The year was 1990 and the times were simple. Boston was still pink hat-less. Barry Bonds was a skinny Pirate. Billy Beane was one year removed from a 54 OPS+ season, his final one. And Jose Canseco appeared on various baseball cards in blue jeans—no shirt. The image was used for several cards, but none better than Daytona's Power & Glory.
It sounds impossible, but the back of the card is just as magnificent as the front. It overwhelms with information. Jose Canseco has a Cigarette boat, and it is big. His houses—houses—are also big, even though his wife is not big. The square footage, though, probably accommodates the enormous pile of money Jose has thanks to his $536 per hour paycheck, so it works out.
But excess was the hallmark of the 90's wasn't it? The dot-com bubble. 70 home run seasons. Zubaz. It was a free for all. It makes the minimalism of the front of the card almost beautiful. No shirt. No sideburns. No society. Just Jose and the desert sun bronzing his big (except for the waist) physique. Look at his face. He cares not for the trivial. Where did that ball go? 450 feet? To Mars? Are we on Mars? It doesn't matter. Nothing matters when you are a giant. Jose might say the same to the stupid-with-dehydration McCarthy protagonist who wandered into the tangential realm of this baseball-bat-wielding Adonis in the middle of the California desert for 10 pages, looking for answers.

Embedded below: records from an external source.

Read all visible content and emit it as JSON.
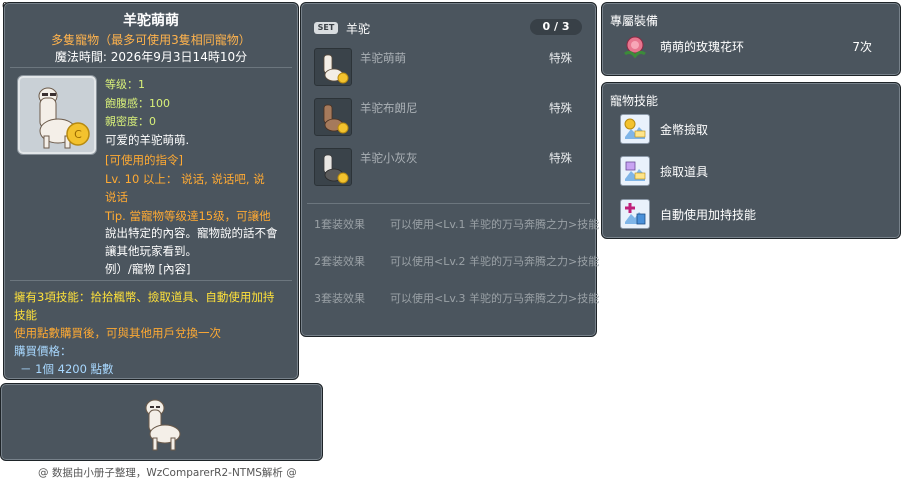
{
  "item_id": "05000718",
  "tooltip": {
    "title": "羊驼萌萌",
    "subtitle": "多隻寵物（最多可使用3隻相同寵物）",
    "magic_time": "魔法時間: 2026年9月3日14時10分",
    "stats": {
      "level": "等级：1",
      "fullness": "飽腹感：100",
      "closeness": "親密度：0"
    },
    "desc_main": "可爱的羊驼萌萌.",
    "commands_header": "[可使用的指令]",
    "commands_line1": "Lv. 10 以上： 说话, 说话吧, 说",
    "commands_line2": "说话",
    "tip_line1": "Tip. 當寵物等级達15级，可讓他",
    "tip_line2": "說出特定的內容。寵物說的話不會",
    "tip_line3": "讓其他玩家看到。",
    "tip_line4": "例）/寵物 [內容]",
    "skills_line1": "擁有3項技能：拾拾楓幣、撿取道具、自動使用加持",
    "skills_line2": "技能",
    "exchange": "使用點數購買後，可與其他用戶兌換一次",
    "price_label": "購買價格：",
    "price_value": "－ 1個 4200 點數"
  },
  "set": {
    "badge": "SET",
    "name": "羊驼",
    "count": "0 / 3",
    "items": [
      {
        "name": "羊驼萌萌",
        "type": "特殊"
      },
      {
        "name": "羊驼布朗尼",
        "type": "特殊"
      },
      {
        "name": "羊驼小灰灰",
        "type": "特殊"
      }
    ],
    "effects": [
      {
        "key": "1套装效果",
        "value": "可以使用<Lv.1 羊驼的万马奔腾之力>技能"
      },
      {
        "key": "2套装效果",
        "value": "可以使用<Lv.2 羊驼的万马奔腾之力>技能"
      },
      {
        "key": "3套装效果",
        "value": "可以使用<Lv.3 羊驼的万马奔腾之力>技能"
      }
    ]
  },
  "exclusive": {
    "title": "專屬裝備",
    "item_name": "萌萌的玫瑰花环",
    "item_count": "7次"
  },
  "skills": {
    "title": "寵物技能",
    "items": [
      {
        "label": "金幣撿取",
        "icon": "coin-pickup-icon"
      },
      {
        "label": "撿取道具",
        "icon": "item-pickup-icon"
      },
      {
        "label": "自動使用加持技能",
        "icon": "auto-buff-icon"
      }
    ]
  },
  "footer": "@ 数据由小册子整理，WzComparerR2-NTMS解析 @",
  "colors": {
    "panel_bg": "#4b555e",
    "subtitle_orange": "#ffb34d",
    "stat_green": "#d8f07a",
    "command_orange": "#ffaa33",
    "skills_yellow": "#ffe23a",
    "price_blue": "#a8d8ff"
  }
}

Canseco has the expression of a man completely at peace with himself and his place in the world he walks. "Picture of me swinging in just my jeans? Why the fuck not—I'm Jose Canseco?" he appears to say. In 1990, that probably justified a lot. It all went away, of course; the power and the glory. "Write a book about steroids in baseball? Why the fuck not—I was Jose Canseco."
Jose Canseco was right about a lot of things in baseball, of course. His book exposed a culture some say run amok. But the price he paid was a hefty one—"when he screws up, he screws up extra big"—he ostracized himself from the sport that made him.
The theme of the baseball card is size, both in the literal and metaphorical sense. It describes Jose's world as big: his physique, bank account, houses and his bat. His bat was "the biggest anybody swings." His success was great in 1990, but success does not just happen. Sacrifices must be made. We now know not everything about Jose Canseco in 1990 was big and we now know why he was described as an athletic flower and not something more virile.